Assignment →
Count the lines in the records below that contain the word "帐户绑定", and reply with only that number.

Data →
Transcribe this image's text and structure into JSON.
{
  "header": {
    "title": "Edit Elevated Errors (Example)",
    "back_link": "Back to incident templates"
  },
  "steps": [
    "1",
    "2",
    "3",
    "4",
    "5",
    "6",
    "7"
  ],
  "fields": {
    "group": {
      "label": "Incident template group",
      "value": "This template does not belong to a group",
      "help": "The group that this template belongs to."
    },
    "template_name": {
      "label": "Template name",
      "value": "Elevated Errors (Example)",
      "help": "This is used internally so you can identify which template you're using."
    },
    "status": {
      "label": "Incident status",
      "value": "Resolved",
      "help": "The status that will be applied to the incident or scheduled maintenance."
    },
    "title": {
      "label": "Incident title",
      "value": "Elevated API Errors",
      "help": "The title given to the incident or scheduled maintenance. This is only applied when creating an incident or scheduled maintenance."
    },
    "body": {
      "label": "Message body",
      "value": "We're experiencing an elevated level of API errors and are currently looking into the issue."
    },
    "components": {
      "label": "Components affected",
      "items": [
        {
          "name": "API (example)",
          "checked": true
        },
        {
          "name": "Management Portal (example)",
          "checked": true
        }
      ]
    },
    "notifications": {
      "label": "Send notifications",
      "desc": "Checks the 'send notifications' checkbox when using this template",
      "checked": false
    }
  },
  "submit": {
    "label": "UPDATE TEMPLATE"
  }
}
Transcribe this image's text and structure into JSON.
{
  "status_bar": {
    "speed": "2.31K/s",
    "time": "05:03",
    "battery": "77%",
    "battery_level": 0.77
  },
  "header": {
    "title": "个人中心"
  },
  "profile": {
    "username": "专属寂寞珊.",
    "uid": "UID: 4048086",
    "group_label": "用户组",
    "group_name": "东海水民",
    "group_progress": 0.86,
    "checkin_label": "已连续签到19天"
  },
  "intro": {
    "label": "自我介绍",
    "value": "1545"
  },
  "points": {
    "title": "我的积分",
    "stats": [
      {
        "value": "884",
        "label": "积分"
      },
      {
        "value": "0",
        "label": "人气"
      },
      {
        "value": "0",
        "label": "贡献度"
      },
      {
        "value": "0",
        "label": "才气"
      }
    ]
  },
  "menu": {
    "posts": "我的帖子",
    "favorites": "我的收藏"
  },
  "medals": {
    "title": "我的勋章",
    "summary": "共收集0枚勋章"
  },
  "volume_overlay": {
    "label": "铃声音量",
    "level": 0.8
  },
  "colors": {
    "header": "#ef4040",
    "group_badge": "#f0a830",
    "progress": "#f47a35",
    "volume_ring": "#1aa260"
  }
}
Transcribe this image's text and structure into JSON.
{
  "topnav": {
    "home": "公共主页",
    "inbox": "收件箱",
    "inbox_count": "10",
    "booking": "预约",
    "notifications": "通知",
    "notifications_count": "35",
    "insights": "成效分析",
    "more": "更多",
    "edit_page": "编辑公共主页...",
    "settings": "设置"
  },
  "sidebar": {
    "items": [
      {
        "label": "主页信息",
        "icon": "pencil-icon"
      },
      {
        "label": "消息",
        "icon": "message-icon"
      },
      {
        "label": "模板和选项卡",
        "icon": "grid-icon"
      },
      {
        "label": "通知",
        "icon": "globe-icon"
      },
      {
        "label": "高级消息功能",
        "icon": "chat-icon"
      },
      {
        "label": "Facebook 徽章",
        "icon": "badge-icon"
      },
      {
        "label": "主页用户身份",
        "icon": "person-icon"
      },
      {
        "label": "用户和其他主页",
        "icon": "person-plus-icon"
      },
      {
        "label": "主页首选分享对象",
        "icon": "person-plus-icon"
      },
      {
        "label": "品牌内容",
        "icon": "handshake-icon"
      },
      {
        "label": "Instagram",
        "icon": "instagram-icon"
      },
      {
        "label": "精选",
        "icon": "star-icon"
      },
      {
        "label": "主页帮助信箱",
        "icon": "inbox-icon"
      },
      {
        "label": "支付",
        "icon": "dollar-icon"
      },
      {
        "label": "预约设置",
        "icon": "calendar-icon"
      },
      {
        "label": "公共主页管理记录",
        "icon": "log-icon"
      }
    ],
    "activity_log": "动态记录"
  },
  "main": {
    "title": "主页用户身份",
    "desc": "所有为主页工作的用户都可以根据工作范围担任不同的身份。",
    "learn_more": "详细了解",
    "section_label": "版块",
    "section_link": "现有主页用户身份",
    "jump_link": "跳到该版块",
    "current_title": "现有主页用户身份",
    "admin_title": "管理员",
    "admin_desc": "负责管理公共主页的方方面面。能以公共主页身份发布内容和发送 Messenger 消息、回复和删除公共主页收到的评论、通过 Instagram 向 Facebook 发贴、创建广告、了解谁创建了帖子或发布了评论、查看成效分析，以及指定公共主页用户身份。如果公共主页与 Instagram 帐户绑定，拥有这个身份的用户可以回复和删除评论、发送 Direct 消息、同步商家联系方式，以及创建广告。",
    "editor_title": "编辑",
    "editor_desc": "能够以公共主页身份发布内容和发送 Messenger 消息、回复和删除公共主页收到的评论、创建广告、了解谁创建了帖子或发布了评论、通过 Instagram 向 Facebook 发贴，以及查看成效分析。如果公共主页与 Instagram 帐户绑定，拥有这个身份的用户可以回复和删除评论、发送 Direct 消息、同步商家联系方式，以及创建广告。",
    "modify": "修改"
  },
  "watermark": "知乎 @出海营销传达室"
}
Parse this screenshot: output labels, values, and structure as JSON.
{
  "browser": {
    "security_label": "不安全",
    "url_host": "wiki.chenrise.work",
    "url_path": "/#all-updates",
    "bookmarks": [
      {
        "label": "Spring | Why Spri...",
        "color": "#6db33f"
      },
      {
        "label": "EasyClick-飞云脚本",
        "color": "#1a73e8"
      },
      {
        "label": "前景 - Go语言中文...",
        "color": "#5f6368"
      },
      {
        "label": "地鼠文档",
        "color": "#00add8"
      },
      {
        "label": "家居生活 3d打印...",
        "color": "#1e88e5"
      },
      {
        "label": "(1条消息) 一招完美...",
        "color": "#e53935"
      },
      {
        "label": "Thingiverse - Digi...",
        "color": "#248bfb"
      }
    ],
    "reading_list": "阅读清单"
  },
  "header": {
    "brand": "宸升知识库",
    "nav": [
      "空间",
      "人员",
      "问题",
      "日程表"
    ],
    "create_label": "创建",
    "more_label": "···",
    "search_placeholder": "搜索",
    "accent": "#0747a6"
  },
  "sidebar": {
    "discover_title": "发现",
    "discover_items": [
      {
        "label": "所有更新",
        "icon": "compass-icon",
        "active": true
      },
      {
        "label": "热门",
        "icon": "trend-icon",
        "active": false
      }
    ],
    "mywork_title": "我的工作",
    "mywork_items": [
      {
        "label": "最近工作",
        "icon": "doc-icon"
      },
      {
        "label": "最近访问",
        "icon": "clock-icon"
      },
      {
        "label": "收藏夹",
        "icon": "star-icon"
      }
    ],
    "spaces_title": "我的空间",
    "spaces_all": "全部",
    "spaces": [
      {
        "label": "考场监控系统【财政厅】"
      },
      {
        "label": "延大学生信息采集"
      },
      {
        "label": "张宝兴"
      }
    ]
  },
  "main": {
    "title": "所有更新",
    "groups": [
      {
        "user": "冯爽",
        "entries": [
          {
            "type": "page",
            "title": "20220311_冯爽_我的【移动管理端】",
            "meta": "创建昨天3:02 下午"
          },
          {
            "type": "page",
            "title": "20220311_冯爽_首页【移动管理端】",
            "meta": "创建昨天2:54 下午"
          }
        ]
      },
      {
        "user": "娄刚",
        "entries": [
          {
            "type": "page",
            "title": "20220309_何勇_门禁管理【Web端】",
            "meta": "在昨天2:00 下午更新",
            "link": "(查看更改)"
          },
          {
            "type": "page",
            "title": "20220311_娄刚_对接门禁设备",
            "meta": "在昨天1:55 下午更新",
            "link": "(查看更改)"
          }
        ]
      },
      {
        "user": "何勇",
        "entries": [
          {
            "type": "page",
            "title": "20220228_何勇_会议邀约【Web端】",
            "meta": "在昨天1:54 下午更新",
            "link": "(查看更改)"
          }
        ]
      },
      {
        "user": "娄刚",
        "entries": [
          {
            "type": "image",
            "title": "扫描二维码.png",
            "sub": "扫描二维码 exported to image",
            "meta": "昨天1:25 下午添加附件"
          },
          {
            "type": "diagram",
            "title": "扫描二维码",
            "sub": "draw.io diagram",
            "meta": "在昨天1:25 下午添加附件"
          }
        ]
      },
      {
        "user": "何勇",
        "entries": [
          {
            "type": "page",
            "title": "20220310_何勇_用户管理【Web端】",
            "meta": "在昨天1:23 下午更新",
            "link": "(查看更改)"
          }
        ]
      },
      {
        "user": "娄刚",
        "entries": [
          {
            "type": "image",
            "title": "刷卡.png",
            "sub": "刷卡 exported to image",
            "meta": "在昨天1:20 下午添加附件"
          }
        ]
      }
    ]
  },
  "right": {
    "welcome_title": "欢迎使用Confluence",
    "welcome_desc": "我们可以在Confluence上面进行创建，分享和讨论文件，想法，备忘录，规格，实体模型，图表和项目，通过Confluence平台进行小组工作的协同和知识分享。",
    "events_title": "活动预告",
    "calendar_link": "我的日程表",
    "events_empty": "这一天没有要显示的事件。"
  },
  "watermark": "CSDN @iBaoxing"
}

Result →
2